Take the 2-minute tour ×
Stack Overflow is a question and answer site for professional and enthusiast programmers. It's 100% free, no registration required.

I want to represent game connect6 wiki (maybe predicate stone(P, X, Y), where P is player, X,Y are coords would by good). Also I want to use any good heuristic to solve the problem (to make opponent). Can you give me a hint to any article about game AI in Prolog? Thanks

share|improve this question
Yes, it is. But I do not want to copy-paste any code. I just want to find the best solution. –  Martin Pilch Apr 24 '11 at 7:18

2 Answers 2

up vote 2 down vote accepted

You probably want to look up http://en.wikipedia.org/wiki/Minimax game trees. To optimize the search, you probably don't want to consider all possible moves. Maybe just moves that are in-line with an existing piece and 6 or less spaces from it.

Then you need an http://en.wikipedia.org/wiki/Evaluation_function. Probably something like assigning a score to "how close am I to completing a line" overall the lines in progress.

Building and optimizing a game tree is more of a mechanical process. Creating an evaluation function is the fun part that will give your AI opponent it's unique flavor.

Searching google for "minimax game tree prolog" turned up a nice powerpoint: http://staff.science.uva.nl/~arnoud/education/ZSB/2009/

share|improve this answer
Thank you!

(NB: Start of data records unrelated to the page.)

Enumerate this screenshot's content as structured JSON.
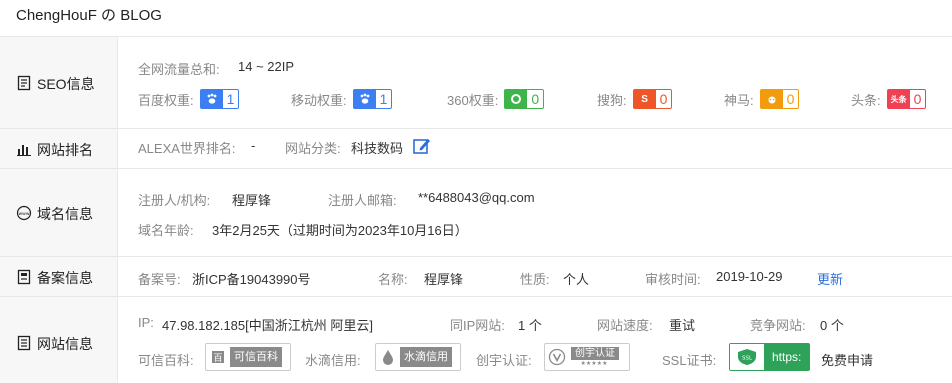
{
  "title": "ChengHouF の BLOG",
  "seo": {
    "section_label": "SEO信息",
    "traffic_label": "全网流量总和:",
    "traffic_value": "14 ~ 22IP",
    "ranks": [
      {
        "label": "百度权重:",
        "value": "1",
        "icon": "baidu-paw-icon",
        "color": "#3c7ff2"
      },
      {
        "label": "移动权重:",
        "value": "1",
        "icon": "baidu-mobile-paw-icon",
        "color": "#3c7ff2"
      },
      {
        "label": "360权重:",
        "value": "0",
        "icon": "360-icon",
        "color": "#3db54a"
      },
      {
        "label": "搜狗:",
        "value": "0",
        "icon": "sogou-icon",
        "color": "#f0552a"
      },
      {
        "label": "神马:",
        "value": "0",
        "icon": "shenma-icon",
        "color": "#f29b0c"
      },
      {
        "label": "头条:",
        "value": "0",
        "icon": "toutiao-icon",
        "color": "#f04152"
      }
    ]
  },
  "ranking": {
    "section_label": "网站排名",
    "alexa_label": "ALEXA世界排名:",
    "alexa_value": "-",
    "category_label": "网站分类:",
    "category_value": "科技数码"
  },
  "domain": {
    "section_label": "域名信息",
    "registrant_label": "注册人/机构:",
    "registrant_value": "程厚锋",
    "email_label": "注册人邮箱:",
    "email_value": "**6488043@qq.com",
    "age_label": "域名年龄:",
    "age_value": "3年2月25天（过期时间为2023年10月16日）"
  },
  "icp": {
    "section_label": "备案信息",
    "number_label": "备案号:",
    "number_value": "浙ICP备19043990号",
    "name_label": "名称:",
    "name_value": "程厚锋",
    "nature_label": "性质:",
    "nature_value": "个人",
    "review_label": "审核时间:",
    "review_value": "2019-10-29",
    "update_link": "更新"
  },
  "site": {
    "section_label": "网站信息",
    "ip_label": "IP:",
    "ip_value": "47.98.182.185[中国浙江杭州 阿里云]",
    "same_ip_label": "同IP网站:",
    "same_ip_value": "1 个",
    "speed_label": "网站速度:",
    "speed_value": "重试",
    "competitor_label": "竞争网站:",
    "competitor_value": "0 个",
    "baike_label": "可信百科:",
    "baike_badge": "可信百科",
    "shuidi_label": "水滴信用:",
    "shuidi_badge": "水滴信用",
    "chuangyu_label": "创宇认证:",
    "chuangyu_badge": "创宇认证",
    "chuangyu_stars": "★★★★★",
    "ssl_label": "SSL证书:",
    "ssl_icon_text": "SSL",
    "ssl_badge": "https:",
    "ssl_apply": "免费申请"
  }
}
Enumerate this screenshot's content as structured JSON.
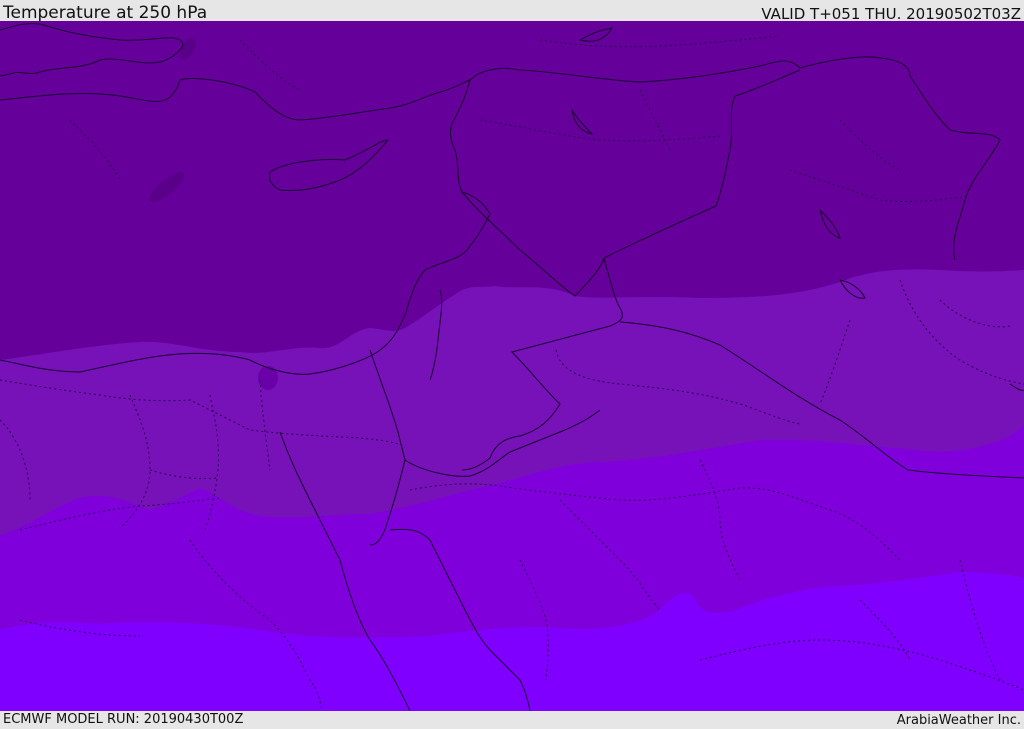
{
  "header": {
    "title": "Temperature at 250 hPa",
    "valid": "VALID T+051 THU. 20190502T03Z"
  },
  "footer": {
    "model_run": "ECMWF MODEL RUN: 20190430T00Z",
    "credit": "ArabiaWeather Inc."
  },
  "colors": {
    "band_coldest": "#66009a",
    "band_cold": "#7612b8",
    "band_mid": "#8000dc",
    "band_warm": "#8000ff",
    "lines": "#1a0030"
  }
}
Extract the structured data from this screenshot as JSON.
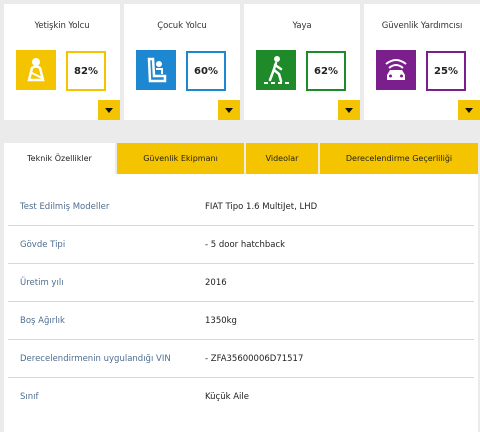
{
  "categories": [
    {
      "title": "Yetişkin Yolcu",
      "percent": "82%",
      "icon": "adult-occupant-icon",
      "color": "#f5c400"
    },
    {
      "title": "Çocuk Yolcu",
      "percent": "60%",
      "icon": "child-seat-icon",
      "color": "#1e87d2"
    },
    {
      "title": "Yaya",
      "percent": "62%",
      "icon": "pedestrian-icon",
      "color": "#1f8a2a"
    },
    {
      "title": "Güvenlik Yardımcısı",
      "percent": "25%",
      "icon": "safety-assist-icon",
      "color": "#7a1f8c"
    }
  ],
  "tabs": [
    "Teknik Özellikler",
    "Güvenlik Ekipmanı",
    "Videolar",
    "Derecelendirme Geçerliliği"
  ],
  "active_tab": "Teknik Özellikler",
  "details": [
    {
      "label": "Test Edilmiş Modeller",
      "value": "FIAT Tipo 1.6 MultiJet, LHD"
    },
    {
      "label": "Gövde Tipi",
      "value": "- 5 door hatchback"
    },
    {
      "label": "Üretim yılı",
      "value": "2016"
    },
    {
      "label": "Boş Ağırlık",
      "value": "1350kg"
    },
    {
      "label": "Derecelendirmenin uygulandığı VIN",
      "value": "- ZFA35600006D71517"
    },
    {
      "label": "Sınıf",
      "value": "Küçük Aile"
    }
  ]
}
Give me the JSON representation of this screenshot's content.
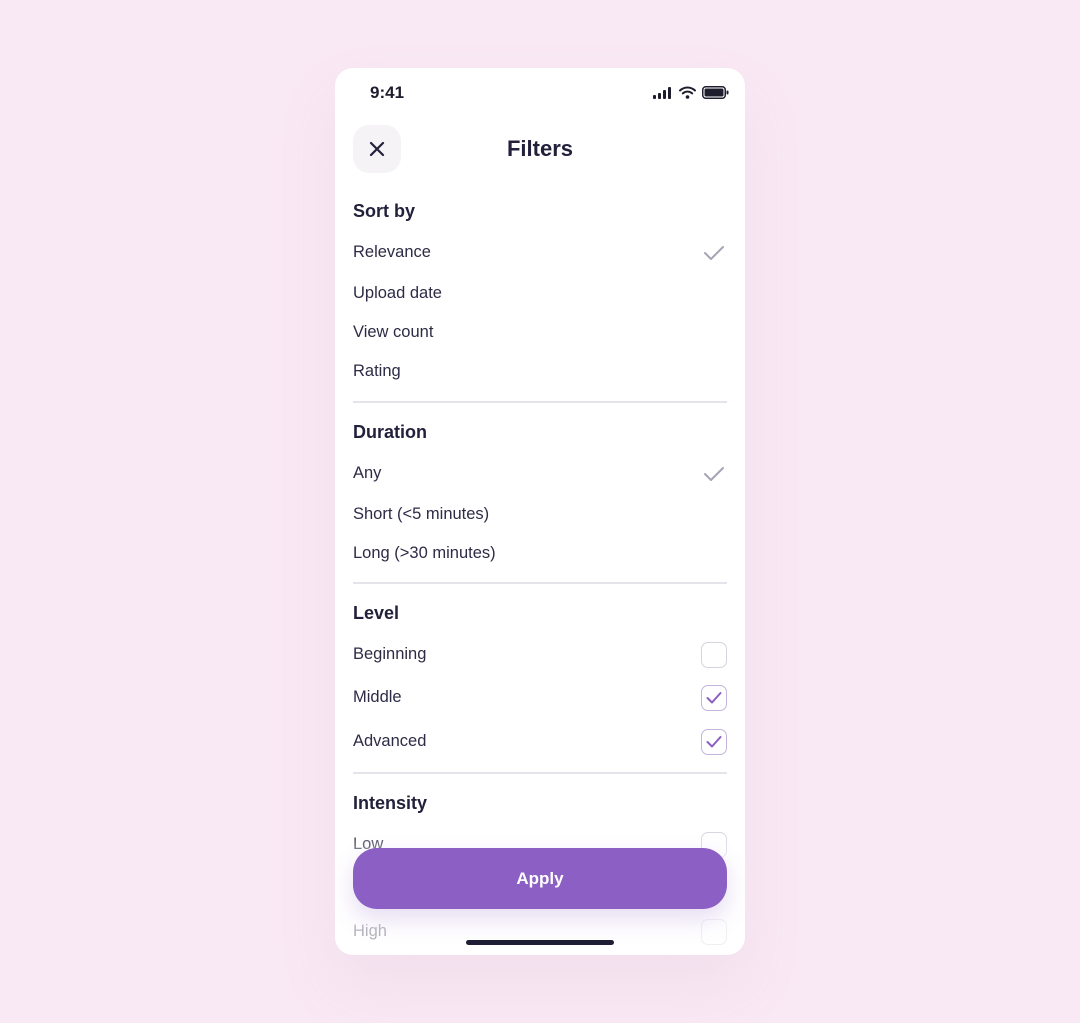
{
  "status_bar": {
    "time": "9:41"
  },
  "header": {
    "title": "Filters"
  },
  "sections": {
    "sort_by": {
      "title": "Sort by",
      "options": [
        {
          "label": "Relevance",
          "selected": true
        },
        {
          "label": "Upload date",
          "selected": false
        },
        {
          "label": "View count",
          "selected": false
        },
        {
          "label": "Rating",
          "selected": false
        }
      ]
    },
    "duration": {
      "title": "Duration",
      "options": [
        {
          "label": "Any",
          "selected": true
        },
        {
          "label": "Short (<5 minutes)",
          "selected": false
        },
        {
          "label": "Long (>30 minutes)",
          "selected": false
        }
      ]
    },
    "level": {
      "title": "Level",
      "options": [
        {
          "label": "Beginning",
          "checked": false
        },
        {
          "label": "Middle",
          "checked": true
        },
        {
          "label": "Advanced",
          "checked": true
        }
      ]
    },
    "intensity": {
      "title": "Intensity",
      "options": [
        {
          "label": "Low",
          "checked": false
        },
        {
          "label": "High",
          "checked": false
        }
      ]
    }
  },
  "apply_button": {
    "label": "Apply"
  },
  "colors": {
    "background": "#f9e9f4",
    "accent": "#8c5fc4",
    "text": "#22203a",
    "check_gray": "#a7a3b5"
  },
  "icons": {
    "close": "close-icon",
    "selected": "check-icon",
    "checkbox": "checkbox-check-icon"
  }
}
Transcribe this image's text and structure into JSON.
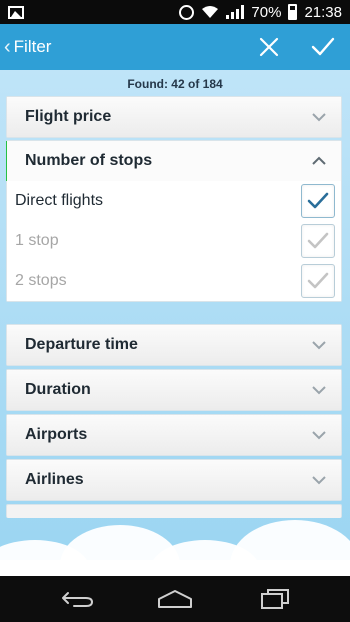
{
  "status_bar": {
    "battery": "70%",
    "time": "21:38",
    "icons": [
      "picture-icon",
      "alarm-icon",
      "wifi-icon",
      "signal-icon",
      "battery-icon"
    ]
  },
  "app_bar": {
    "back_glyph": "‹",
    "title": "Filter",
    "actions": [
      "close-icon",
      "check-icon"
    ]
  },
  "results": {
    "found_text": "Found: 42 of 184"
  },
  "filters": {
    "flight_price": {
      "label": "Flight price",
      "expanded": false
    },
    "number_of_stops": {
      "label": "Number of stops",
      "expanded": true,
      "options": [
        {
          "label": "Direct flights",
          "checked": true,
          "enabled": true
        },
        {
          "label": "1 stop",
          "checked": true,
          "enabled": false
        },
        {
          "label": "2 stops",
          "checked": true,
          "enabled": false
        }
      ]
    },
    "departure_time": {
      "label": "Departure time",
      "expanded": false
    },
    "duration": {
      "label": "Duration",
      "expanded": false
    },
    "airports": {
      "label": "Airports",
      "expanded": false
    },
    "airlines": {
      "label": "Airlines",
      "expanded": false
    }
  },
  "colors": {
    "app_bar": "#2f9fd6",
    "accent_green": "#27c142",
    "check_active": "#2a6e9a",
    "check_disabled": "#c4c4c4",
    "background_sky": "#a9dbf4"
  },
  "nav_bar": {
    "buttons": [
      "back-nav-icon",
      "home-nav-icon",
      "recent-apps-icon"
    ]
  }
}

This post was very helpful. –  Martin Pilch Apr 24 '11 at 7:46

If you're implementing Connect6 on a finite board, then a possible representation for this game would be a list of lists of variables, initially unbound. You'd "place a stone" by unifying a variable with one of the atoms black or white. You can then test whether a position P is still empty with var(P). This representation should be a lot faster to manipulate than a list of stone/3 terms. It works because in Connect6, you can't ever remove a stone.

I assume that by heuristic you mean an evaluation function suitable for minimax, negamax or alpha-beta search. Considering the game rules, I'd suggest that for each player, you count the number of rows of length five and score those 5, score those of length four 4, etc. This gives you two scores S1 and S2. Subtracting S2 from S1 yields the relative advantage for player 1. Then find some way to normalize these into the range [-1,1] or score a situation where the game is over infinity of minus infinity. (How to represent all that in Prolog is left as an exercise.)

share|improve this answer
var(P) is a good point. Thanks! –  Martin Pilch Apr 24 '11 at 7:27

Your Answer


By posting your answer, you agree to the privacy policy and terms of service.

Not the answer you're looking for? Browse other questions tagged or ask your own question.